The FSA has extended its regulation of sale and rent back by bringing all transactions under its control from today unless it is to family members or a partner.
The changes make it clear that anybody who conducts sale and rent back business – even a single transaction – must be authorised by the FSA, unless they are related to the customer.
The new legislation therefore brings more consumers under the FSA’s regulatory protection.
A related person refers only to that person’s spouse or civil partner, a person whose relationship has the characteristics of a husband and wife relationship or that person’s parent or grandparent, child or grandchild or sibling.
The rule changes are the result of changes to the Financial Services and Markets Act 2000 and the FSA says it aims to improve the level of protection for consumers engaging in sale and rent back transactions.

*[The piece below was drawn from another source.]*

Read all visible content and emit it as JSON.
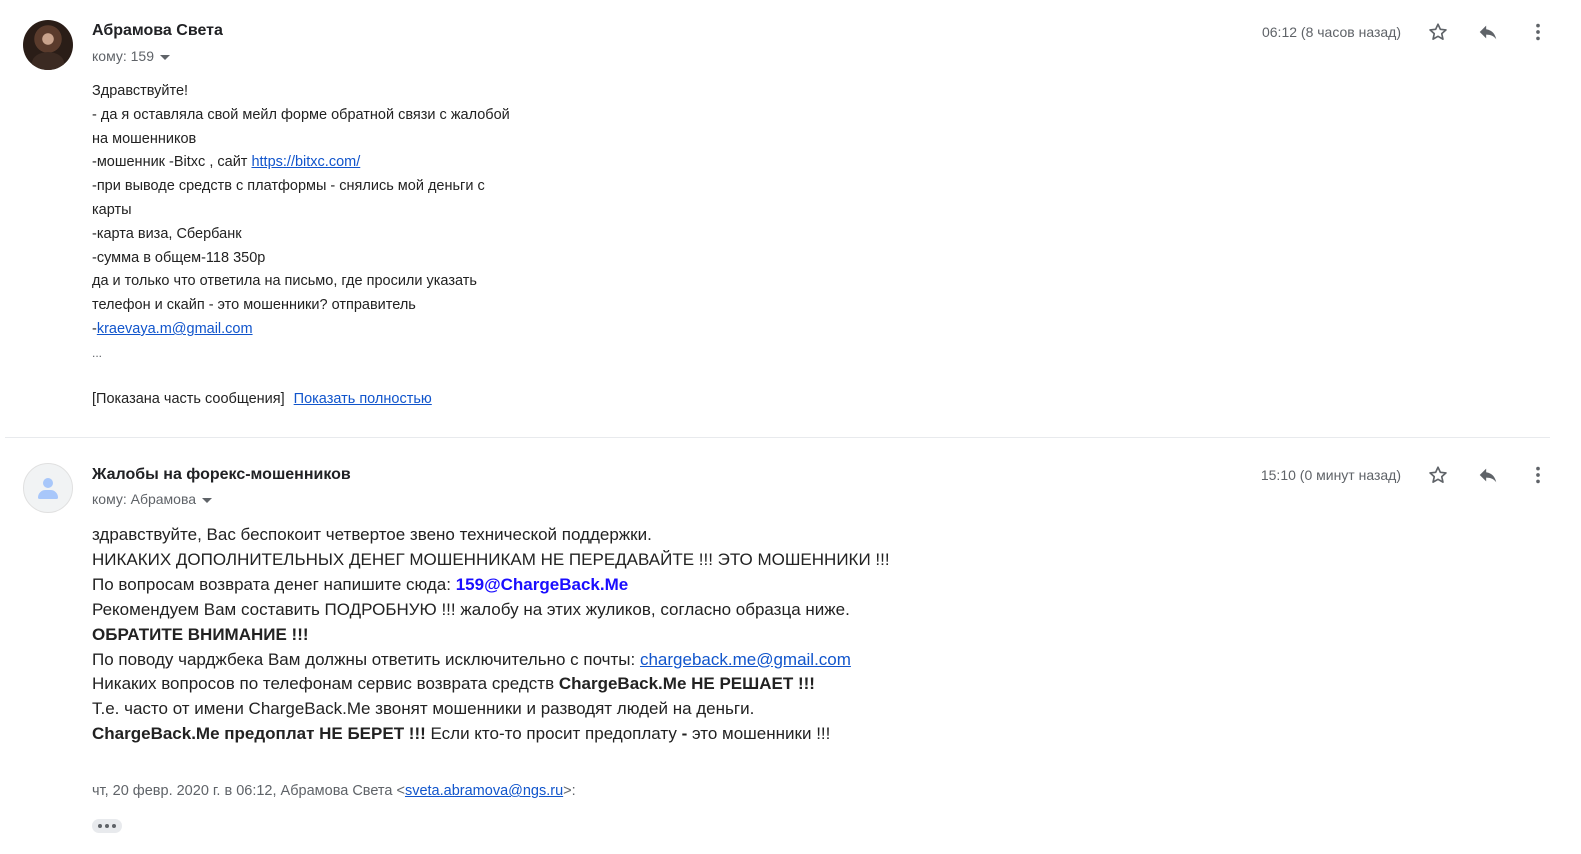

The FSA welcomes the new legislation as it believes some small firms and individual investors who provide sale and rent back agreements think they do not need to be regulated because sale and rent back is not their main source of business.